Two studies examining the relationship between turnover of nursing staff and quality problems in nursing homes have found adverse outcomes.
The studies, both published in December, were based on data from the 2004 National Nursing Home Survey, which generated a sample of 1,174 nursing homes representing more than 16,000 nursing homes in the U.S.
The first study, Are Nursing Home Survey Deficiencies Higher in Facilities with Greater Staff Turnover, was published in the Journal of the American Medical Directors Association. In that study, Nancy B. Lerner, RN, DNP, CDONA, an assistant professor at the University of Maryland School of Nursing in Baltimore and colleagues, including University of Maryland professor Alison M. Trinkoff, RN, ScD, MPH, BSN, FAAN, found that turnover for both licensed nurses and certified nursing assistants was associated with quality problems as measured by deficiencies considered to be closely related to nursing care.
In the second study, Turnover Staffing, Skill Mix, and Resident Outcomes in a National Sample of U.S. Nursing Homes, published in the Journal of Nursing Administration, they found adverse resident outcomes, such as pressure ulcers and pain, are related to high turnover among certified nursing assistants.
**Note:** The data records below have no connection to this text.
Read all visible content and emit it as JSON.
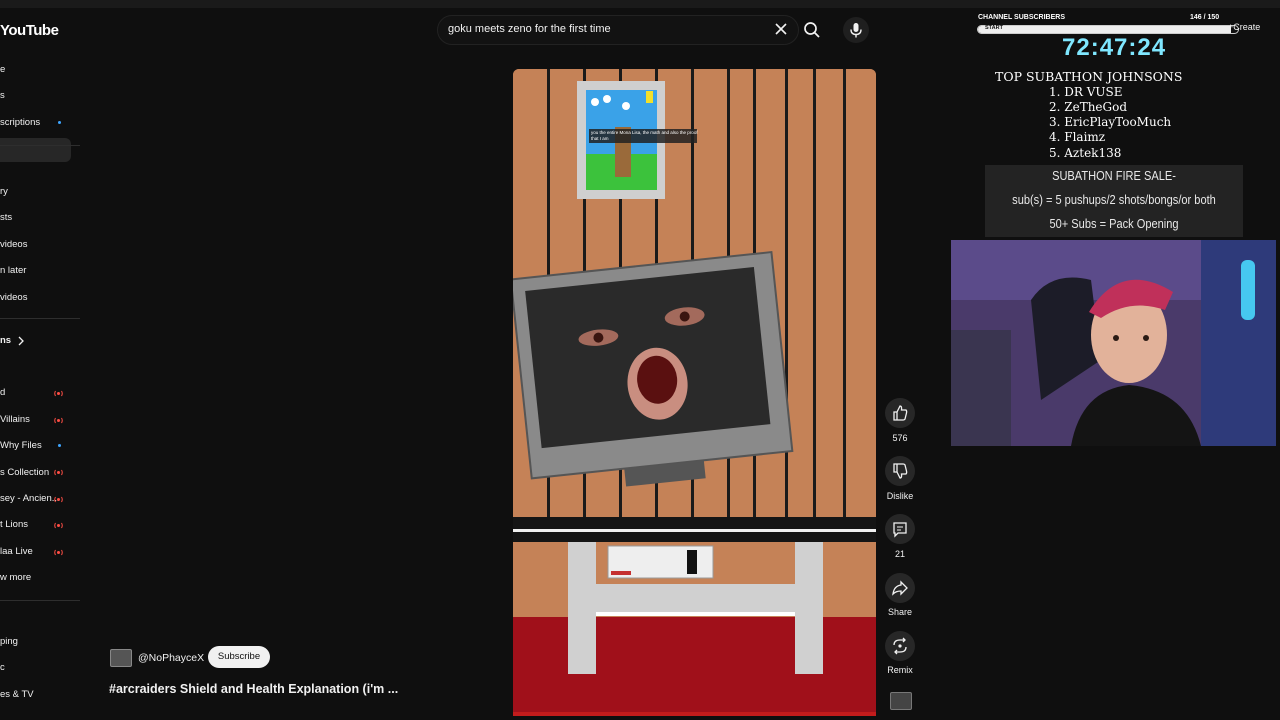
{
  "header": {
    "logo": "YouTube",
    "search_value": "goku meets zeno for the first time",
    "create_label": "Create"
  },
  "sidebar": {
    "items": [
      {
        "label": "e"
      },
      {
        "label": "s"
      },
      {
        "label": "scriptions"
      },
      {
        "label": "ry"
      },
      {
        "label": "sts"
      },
      {
        "label": "videos"
      },
      {
        "label": "n later"
      },
      {
        "label": "videos"
      },
      {
        "label": "ns"
      },
      {
        "label": "d"
      },
      {
        "label": "Villains"
      },
      {
        "label": "Why Files"
      },
      {
        "label": "s Collection"
      },
      {
        "label": "sey - Ancien..."
      },
      {
        "label": "t Lions"
      },
      {
        "label": "laa Live"
      },
      {
        "label": "w more"
      },
      {
        "label": "ping"
      },
      {
        "label": "c"
      },
      {
        "label": "es & TV"
      }
    ]
  },
  "short": {
    "caption_text": "you the entire Mona Lisa, the math and also the proof that I am",
    "channel": "@NoPhayceX",
    "subscribe_label": "Subscribe",
    "title": "#arcraiders Shield and Health Explanation (i'm ..."
  },
  "actions": {
    "like_count": "576",
    "dislike_label": "Dislike",
    "comment_count": "21",
    "share_label": "Share",
    "remix_label": "Remix"
  },
  "overlay": {
    "subgoal_label": "CHANNEL SUBSCRIBERS",
    "subgoal_count": "146 / 150",
    "subgoal_progress": 0.973,
    "subgoal_start": "START",
    "timer": "72:47:24",
    "top_title": "TOP SUBATHON JOHNSONS",
    "top_list": [
      "1.  DR VUSE",
      "2.  ZeTheGod",
      "3.  EricPlayTooMuch",
      "4.  Flaimz",
      "5.  Aztek138"
    ],
    "sale_lines": [
      "SUBATHON FIRE SALE-",
      "sub(s) = 5 pushups/2 shots/bongs/or both",
      "50+ Subs = Pack Opening"
    ]
  },
  "colors": {
    "accent_timer": "#7fe7ff",
    "live_red": "#ff4e45",
    "dot_blue": "#3ea6ff",
    "stripe_orange": "#c58257",
    "floor_red": "#a0101a"
  }
}
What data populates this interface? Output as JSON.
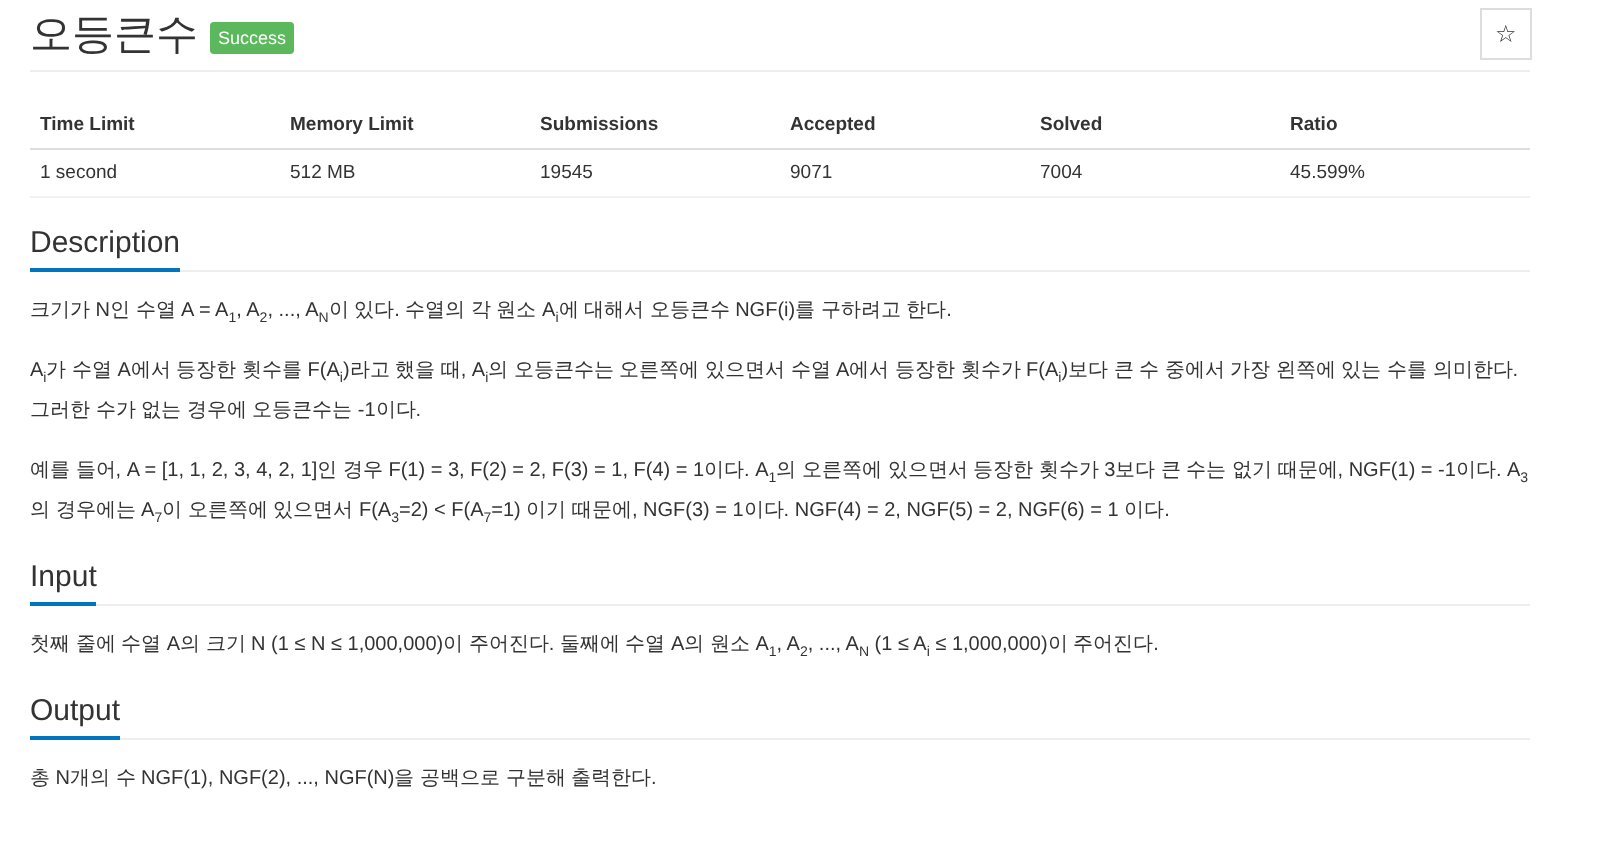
{
  "title": "오등큰수",
  "badge": "Success",
  "star_button": "☆",
  "stats": {
    "columns": [
      "Time Limit",
      "Memory Limit",
      "Submissions",
      "Accepted",
      "Solved",
      "Ratio"
    ],
    "values": [
      "1 second",
      "512 MB",
      "19545",
      "9071",
      "7004",
      "45.599%"
    ]
  },
  "sections": [
    {
      "heading": "Description",
      "paragraphs": [
        "크기가 N인 수열 A = A$_{1}$, A$_{2}$, ..., A$_{N}$이 있다. 수열의 각 원소 A$_{i}$에 대해서 오등큰수 NGF(i)를 구하려고 한다.",
        "A$_{i}$가 수열 A에서 등장한 횟수를 F(A$_{i}$)라고 했을 때, A$_{i}$의 오등큰수는 오른쪽에 있으면서 수열 A에서 등장한 횟수가 F(A$_{i}$)보다 큰 수 중에서 가장 왼쪽에 있는 수를 의미한다. 그러한 수가 없는 경우에 오등큰수는 -1이다.",
        "예를 들어, A = [1, 1, 2, 3, 4, 2, 1]인 경우 F(1) = 3, F(2) = 2, F(3) = 1, F(4) = 1이다. A$_{1}$의 오른쪽에 있으면서 등장한 횟수가 3보다 큰 수는 없기 때문에, NGF(1) = -1이다. A$_{3}$의 경우에는 A$_{7}$이 오른쪽에 있으면서 F(A$_{3}$=2) < F(A$_{7}$=1) 이기 때문에, NGF(3) = 1이다. NGF(4) = 2, NGF(5) = 2, NGF(6) = 1 이다."
      ]
    },
    {
      "heading": "Input",
      "paragraphs": [
        "첫째 줄에 수열 A의 크기 N (1 ≤ N ≤ 1,000,000)이 주어진다. 둘째에 수열 A의 원소 A$_{1}$, A$_{2}$, ..., A$_{N}$ (1 ≤ A$_{i}$ ≤ 1,000,000)이 주어진다."
      ]
    },
    {
      "heading": "Output",
      "paragraphs": [
        "총 N개의 수 NGF(1), NGF(2), ..., NGF(N)을 공백으로 구분해 출력한다."
      ]
    }
  ]
}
The study found that even after controlling for factors including skill mix, bed size and ownership nursing homes with high CNA turnover had significantly higher odds of pressure ulcers, pain and urinary tract infections.
Changes are needed to improve the retention of care providers and reduce staff vacancies in nursing homes to ensure high quality of care for older Americans, Lerner states. Further the study by Lerner and colleagues suggests the need for continued research using deficiencies as a measure of quality in addition to the quality indicators used by others.